This case has the Black community once again questioning the NYPD’s stop and frisk practices toward Black and Latino people.

A month after the arrest, Brooklyn College is examining the NYPD’s policy through the case of Williams, a distinguished alumni.

The panel will be held Thursday, Oct. 13 and will be sponsored by the college’s Wolfe Institute, along with its journalism program and the campus chapter of the Professional Staff Congress, the CUNY faculty and staff union.

“Stop and frisk is a growing problem that the mayor and the police commissioner have been sweeping under a rug,” say the organizers of this event.

Ron Howell, professor in the college’s journalism program and organizer of this event, said, “This policy is affecting hundreds of thousands of young men in our city, mostly Blacks and Latinos, and it’s time we learned more about it-how many innocent young men it’s harming and what alternative policies we can come up with to fight crime.”

Despite several attempts to invite police officials to attend this panel, Howell says he didn’t receive any response.

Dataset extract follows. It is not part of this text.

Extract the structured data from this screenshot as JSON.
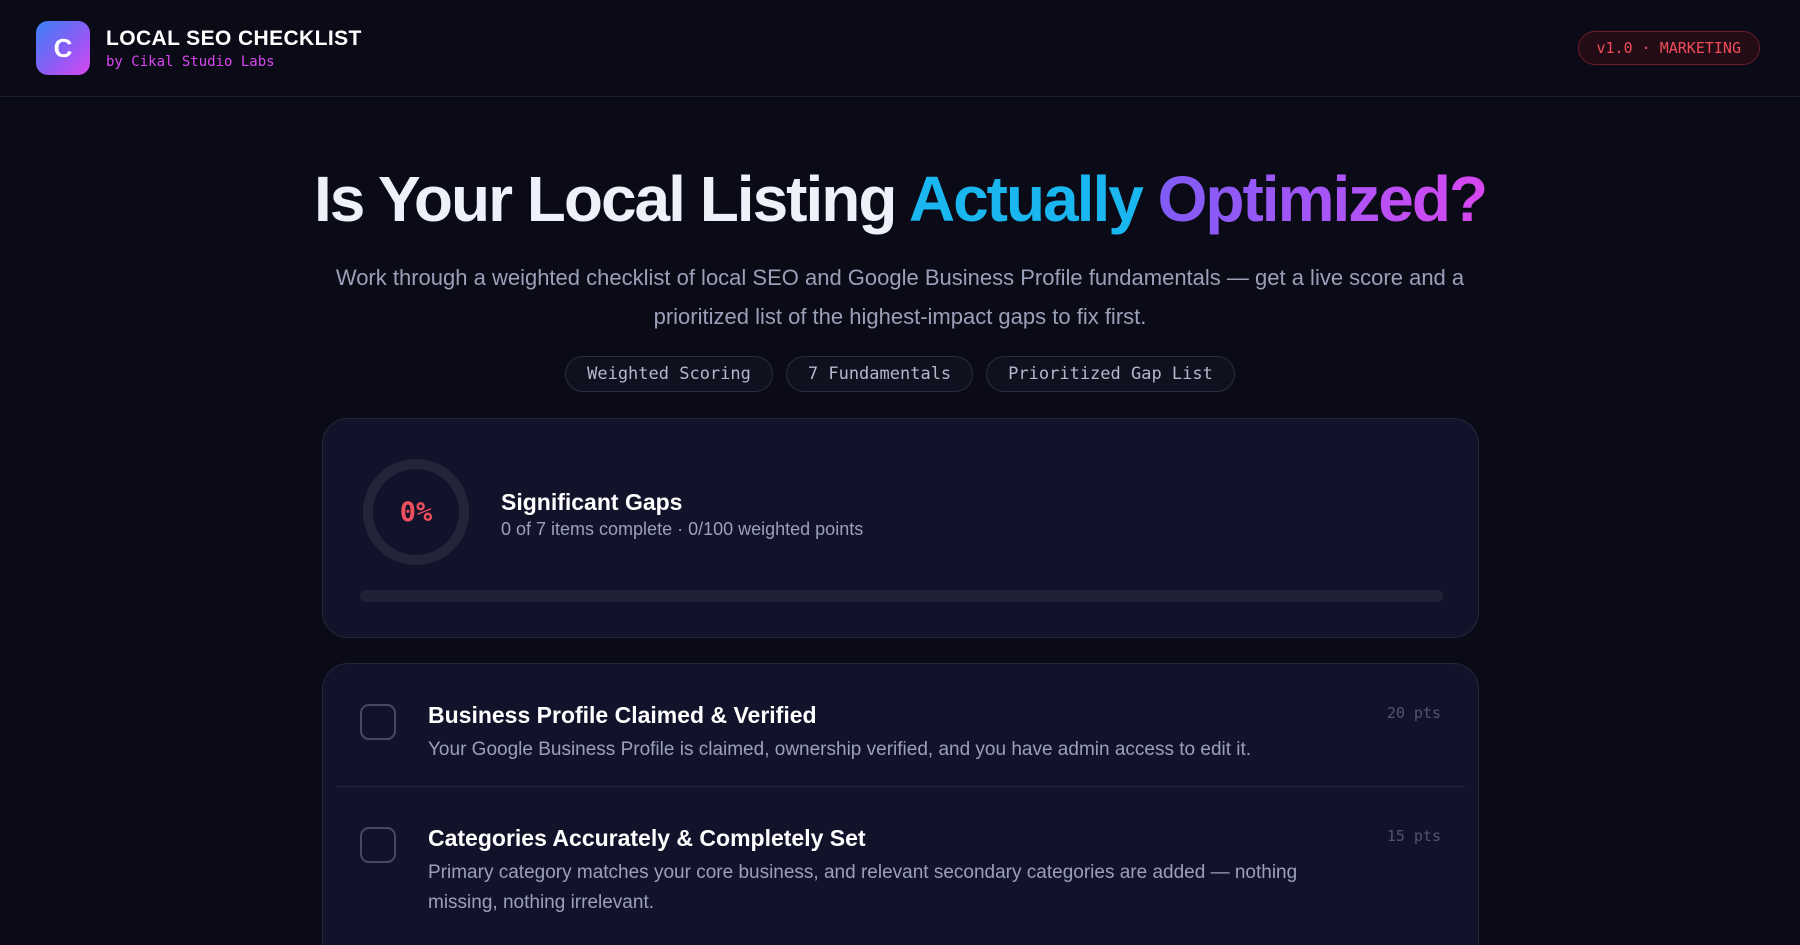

“Even when journalists have written tens of thousands of words in magazines about stop and frisk and they go to the deputy commissioner for public information for a response, the routine comment is ‘no comment,’” said Howell.

The panel takes place on Thursday, Oct. 13 at the Woody Tanger Auditorium of the Brooklyn College Library from 6:30 to 8 p.m.

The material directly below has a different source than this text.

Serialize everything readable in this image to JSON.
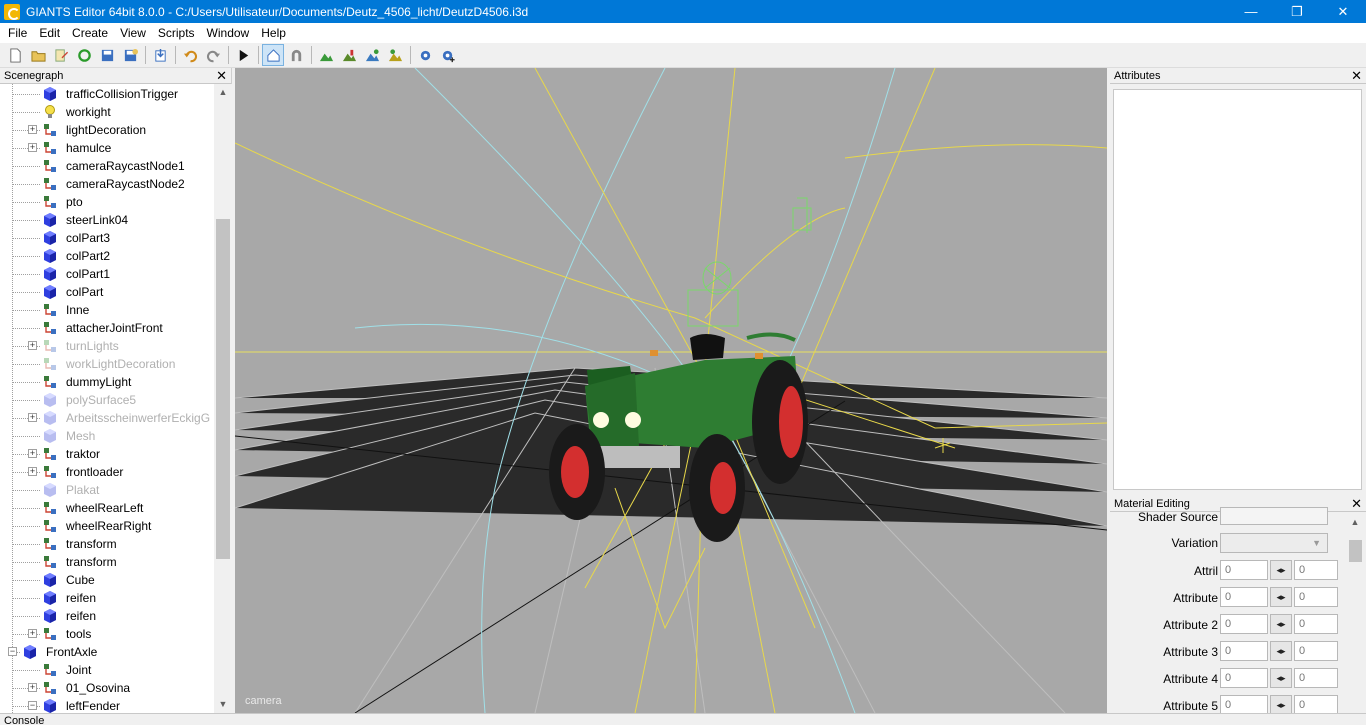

For more information, contact the Wolfe Institute for the Humanities by calling (718) 951-5847 or (917) 968-5930.